• [Material provided]
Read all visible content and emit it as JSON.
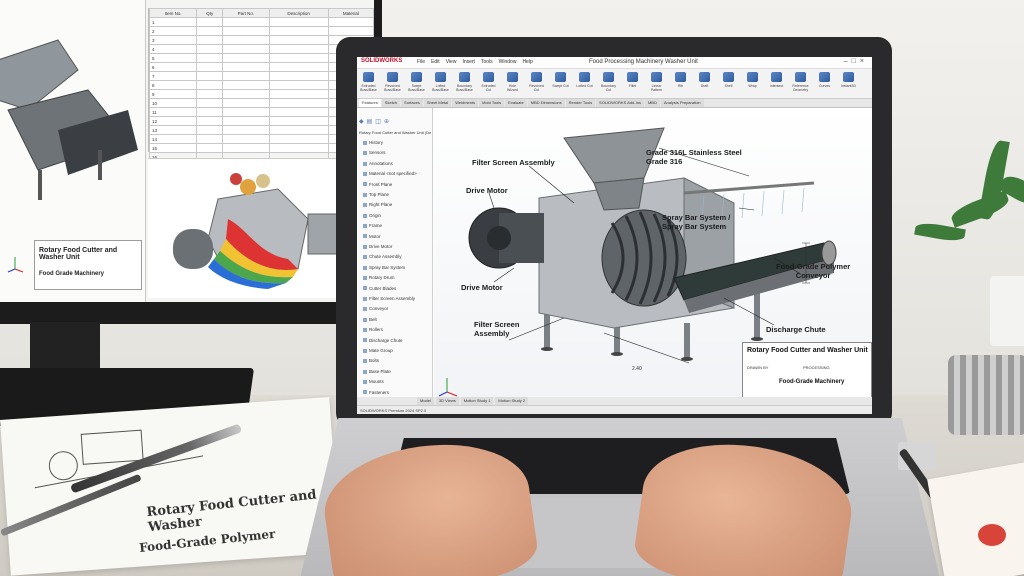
{
  "ext_monitor": {
    "table_headers": [
      "Item No.",
      "Qty",
      "Part No.",
      "Description",
      "Material"
    ],
    "part_numbers": [
      "1",
      "2",
      "3",
      "4",
      "5",
      "6",
      "7",
      "8",
      "9",
      "10",
      "11",
      "12",
      "13",
      "14",
      "15",
      "16"
    ],
    "title_block_name": "Rotary Food Cutter and Washer Unit",
    "title_block_company": "Food Grade Machinery"
  },
  "paper": {
    "line1": "Rotary Food Cutter and Washer",
    "line2": "Food-Grade Polymer"
  },
  "app": {
    "logo_text": "SOLIDWORKS",
    "document_title": "Food Processing Machinery Washer Unit",
    "menus": [
      "File",
      "Edit",
      "View",
      "Insert",
      "Tools",
      "Window",
      "Help"
    ],
    "toolbar": [
      {
        "icon": "extruded-boss-icon",
        "label": "Extruded Boss/Base"
      },
      {
        "icon": "revolved-boss-icon",
        "label": "Revolved Boss/Base"
      },
      {
        "icon": "swept-boss-icon",
        "label": "Swept Boss/Base"
      },
      {
        "icon": "lofted-boss-icon",
        "label": "Lofted Boss/Base"
      },
      {
        "icon": "boundary-boss-icon",
        "label": "Boundary Boss/Base"
      },
      {
        "icon": "extruded-cut-icon",
        "label": "Extruded Cut"
      },
      {
        "icon": "hole-wizard-icon",
        "label": "Hole Wizard"
      },
      {
        "icon": "revolved-cut-icon",
        "label": "Revolved Cut"
      },
      {
        "icon": "swept-cut-icon",
        "label": "Swept Cut"
      },
      {
        "icon": "lofted-cut-icon",
        "label": "Lofted Cut"
      },
      {
        "icon": "boundary-cut-icon",
        "label": "Boundary Cut"
      },
      {
        "icon": "fillet-icon",
        "label": "Fillet"
      },
      {
        "icon": "linear-pattern-icon",
        "label": "Linear Pattern"
      },
      {
        "icon": "rib-icon",
        "label": "Rib"
      },
      {
        "icon": "draft-icon",
        "label": "Draft"
      },
      {
        "icon": "shell-icon",
        "label": "Shell"
      },
      {
        "icon": "wrap-icon",
        "label": "Wrap"
      },
      {
        "icon": "intersect-icon",
        "label": "Intersect"
      },
      {
        "icon": "reference-geometry-icon",
        "label": "Reference Geometry"
      },
      {
        "icon": "curves-icon",
        "label": "Curves"
      },
      {
        "icon": "instant3d-icon",
        "label": "Instant3D"
      }
    ],
    "command_tabs": [
      "Features",
      "Sketch",
      "Surfaces",
      "Sheet Metal",
      "Weldments",
      "Mold Tools",
      "Evaluate",
      "MBD Dimensions",
      "Render Tools",
      "SOLIDWORKS Add-Ins",
      "MBD",
      "Analysis Preparation"
    ],
    "tree_header": "Rotary Food Cutter and Washer Unit (Default)",
    "tree_items": [
      "History",
      "Sensors",
      "Annotations",
      "Material <not specified>",
      "Front Plane",
      "Top Plane",
      "Right Plane",
      "Origin",
      "Frame",
      "Motor",
      "Drive Motor",
      "Chute Assembly",
      "Spray Bar System",
      "Rotary Drum",
      "Cutter Blades",
      "Filter Screen Assembly",
      "Conveyor",
      "Belt",
      "Rollers",
      "Discharge Chute",
      "Mate Group",
      "Bolts",
      "Base Plate",
      "Mounts",
      "Fasteners"
    ],
    "callouts": {
      "grade": "Grade 316L Stainless Steel\nGrade 316",
      "filter_top": "Filter Screen Assembly",
      "spray": "Spray Bar System /\nSpray Bar System",
      "drive_top": "Drive Motor",
      "conveyor": "Food-Grade Polymer\nConveyor",
      "drive_bottom": "Drive Motor",
      "filter_bottom": "Filter Screen\nAssembly",
      "discharge": "Discharge Chute"
    },
    "dimensions": {
      "width": "2.40",
      "height": "1.0.3"
    },
    "title_block": {
      "name": "Rotary Food Cutter and Washer Unit",
      "field1": "DRAWN BY",
      "field2": "PROCESSING",
      "company": "Food-Grade Machinery"
    },
    "bottom_tabs": [
      "Model",
      "3D Views",
      "Motion Study 1",
      "Motion Study 2"
    ],
    "status_text": "SOLIDWORKS Premium 2024 SP2.0"
  }
}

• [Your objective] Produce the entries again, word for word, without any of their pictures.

• [Solved exercise]
Read all visible content and emit it as JSON.
{
  "ext_monitor": {
    "table_headers": [
      "Item No.",
      "Qty",
      "Part No.",
      "Description",
      "Material"
    ],
    "part_numbers": [
      "1",
      "2",
      "3",
      "4",
      "5",
      "6",
      "7",
      "8",
      "9",
      "10",
      "11",
      "12",
      "13",
      "14",
      "15",
      "16"
    ],
    "title_block_name": "Rotary Food Cutter and Washer Unit",
    "title_block_company": "Food Grade Machinery"
  },
  "paper": {
    "line1": "Rotary Food Cutter and Washer",
    "line2": "Food-Grade Polymer"
  },
  "app": {
    "logo_text": "SOLIDWORKS",
    "document_title": "Food Processing Machinery Washer Unit",
    "menus": [
      "File",
      "Edit",
      "View",
      "Insert",
      "Tools",
      "Window",
      "Help"
    ],
    "toolbar": [
      {
        "icon": "extruded-boss-icon",
        "label": "Extruded Boss/Base"
      },
      {
        "icon": "revolved-boss-icon",
        "label": "Revolved Boss/Base"
      },
      {
        "icon": "swept-boss-icon",
        "label": "Swept Boss/Base"
      },
      {
        "icon": "lofted-boss-icon",
        "label": "Lofted Boss/Base"
      },
      {
        "icon": "boundary-boss-icon",
        "label": "Boundary Boss/Base"
      },
      {
        "icon": "extruded-cut-icon",
        "label": "Extruded Cut"
      },
      {
        "icon": "hole-wizard-icon",
        "label": "Hole Wizard"
      },
      {
        "icon": "revolved-cut-icon",
        "label": "Revolved Cut"
      },
      {
        "icon": "swept-cut-icon",
        "label": "Swept Cut"
      },
      {
        "icon": "lofted-cut-icon",
        "label": "Lofted Cut"
      },
      {
        "icon": "boundary-cut-icon",
        "label": "Boundary Cut"
      },
      {
        "icon": "fillet-icon",
        "label": "Fillet"
      },
      {
        "icon": "linear-pattern-icon",
        "label": "Linear Pattern"
      },
      {
        "icon": "rib-icon",
        "label": "Rib"
      },
      {
        "icon": "draft-icon",
        "label": "Draft"
      },
      {
        "icon": "shell-icon",
        "label": "Shell"
      },
      {
        "icon": "wrap-icon",
        "label": "Wrap"
      },
      {
        "icon": "intersect-icon",
        "label": "Intersect"
      },
      {
        "icon": "reference-geometry-icon",
        "label": "Reference Geometry"
      },
      {
        "icon": "curves-icon",
        "label": "Curves"
      },
      {
        "icon": "instant3d-icon",
        "label": "Instant3D"
      }
    ],
    "command_tabs": [
      "Features",
      "Sketch",
      "Surfaces",
      "Sheet Metal",
      "Weldments",
      "Mold Tools",
      "Evaluate",
      "MBD Dimensions",
      "Render Tools",
      "SOLIDWORKS Add-Ins",
      "MBD",
      "Analysis Preparation"
    ],
    "tree_header": "Rotary Food Cutter and Washer Unit (Default)",
    "tree_items": [
      "History",
      "Sensors",
      "Annotations",
      "Material <not specified>",
      "Front Plane",
      "Top Plane",
      "Right Plane",
      "Origin",
      "Frame",
      "Motor",
      "Drive Motor",
      "Chute Assembly",
      "Spray Bar System",
      "Rotary Drum",
      "Cutter Blades",
      "Filter Screen Assembly",
      "Conveyor",
      "Belt",
      "Rollers",
      "Discharge Chute",
      "Mate Group",
      "Bolts",
      "Base Plate",
      "Mounts",
      "Fasteners"
    ],
    "callouts": {
      "grade": "Grade 316L Stainless Steel\nGrade 316",
      "filter_top": "Filter Screen Assembly",
      "spray": "Spray Bar System /\nSpray Bar System",
      "drive_top": "Drive Motor",
      "conveyor": "Food-Grade Polymer\nConveyor",
      "drive_bottom": "Drive Motor",
      "filter_bottom": "Filter Screen\nAssembly",
      "discharge": "Discharge Chute"
    },
    "dimensions": {
      "width": "2.40",
      "height": "1.0.3"
    },
    "title_block": {
      "name": "Rotary Food Cutter and Washer Unit",
      "field1": "DRAWN BY",
      "field2": "PROCESSING",
      "company": "Food-Grade Machinery"
    },
    "bottom_tabs": [
      "Model",
      "3D Views",
      "Motion Study 1",
      "Motion Study 2"
    ],
    "status_text": "SOLIDWORKS Premium 2024 SP2.0"
  }
}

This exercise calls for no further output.